Thirdly, and most painfully, you have the dreaded going back to work, uni, or whatever you used to fill your days with back when people went outside sometimes. Remember that? Obviously, I don’t know what you do, but hopefully this advice will be applicable across the board. Preparation is key: ask your lecturers or boss to give you a gist of what’s coming your way when you return. This way, you can do some research or prepare some files or coursework ahead of time, so there is a lesser workload waiting when you eventually go back. Make sure, before you go back to real life that, you get things like your work clothes dug out from the laundry pile where they’ve been fermenting since April and check under the sofa for the ID badge you haven’t seen since your last shift.
Make sure, before you go back to real life that, you get things like your work clothes dug out from the laundry pile where they’ve been fermenting since April and check under the sofa for the ID badge you haven’t seen since your last shift.
Going straight from watching eight episodes of Drag Race per day to an immense workload will be extremely challenging and stress anyone out. It’s for this reason I also suggest cutting down on the binge-watching – even by an hour a day. You’ve had four months of leisure time, so it’s going to fry your brain if you give it all up at once.

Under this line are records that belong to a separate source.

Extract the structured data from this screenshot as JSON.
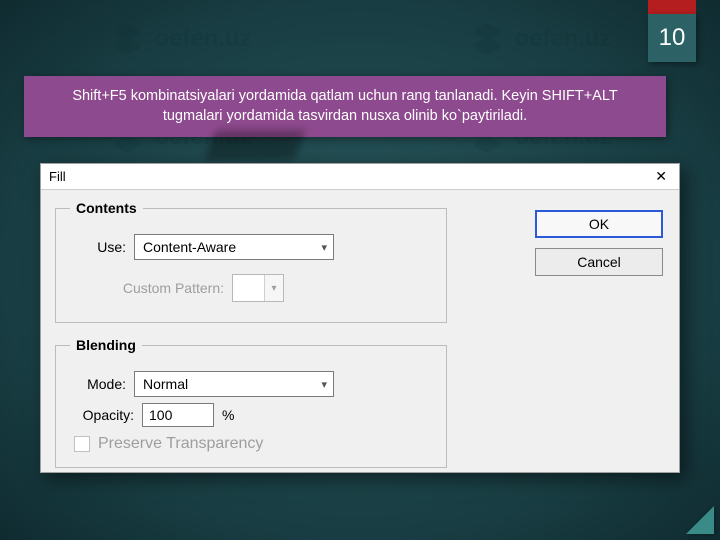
{
  "page_number": "10",
  "caption": "Shift+F5 kombinatsiyalari yordamida qatlam uchun rang tanlanadi. Keyin SHIFT+ALT tugmalari yordamida tasvirdan nusxa olinib ko`paytiriladi.",
  "watermark": "oefen.uz",
  "dialog": {
    "title": "Fill",
    "contents": {
      "legend": "Contents",
      "use_label": "Use:",
      "use_value": "Content-Aware",
      "pattern_label": "Custom Pattern:"
    },
    "blending": {
      "legend": "Blending",
      "mode_label": "Mode:",
      "mode_value": "Normal",
      "opacity_label": "Opacity:",
      "opacity_value": "100",
      "opacity_unit": "%",
      "preserve_label": "Preserve Transparency"
    },
    "buttons": {
      "ok": "OK",
      "cancel": "Cancel"
    }
  }
}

Here’s the thing – I’m clinging onto lockdown life as though it’s my air supply and I think a lot of us are. It was a blissful time in which I completely and utterly relaxed, and now it’s just stopped. During lockdown I didn’t feel bad for going to town on some steak and chips because, who cared? Nobody was going to see me in a bikini this summer. I read as many books as I could., I utterly embraced my inner sofa slug and fell into unhealthy habits like binge-watching and ordering too many takeaways. For once this was not only OK but encouraged! So maybe, if we can learn anything from this, it is that lazy days like this are not only ok, but important. Especially since we know the virus is still out there.
If, like me, you have any lingering anxiety about contracting COVID-19, just be vigilant. Keep doing your sanitiser, face masks, and social distancing. Realise that everyone is in a similar boat, and many will still be anxious around socialising. If you do your best to prepare for re-emergence into the world and organise yourself well, you’ll be just fine.
What about you? Are you looking forward to getting out and about a little more, or are you finding it too much too soon? Let us know in the comments.
Support more young people to have their voices heard
Rife is Watershed‘s online magazine created for young people, by young people.
We offer paid internships and publish work by young writers, photographers, illustrators, and filmmakers from all sorts of backgrounds, helping them get into creative careers. Rife has reached over 8,000 young people through our workshops, over 220 young people have made stuff for Rife on topics ranging from mental health to identity to baked beans, and last year, over 200,000 people visited our website.
In these complex and uncertain times hearing from and supporting young people who are advocating for social change and contributing fresh perspectives has never been so important.
Through supporting Rife you can ensure that this important work continues and that more young people have their voices heard.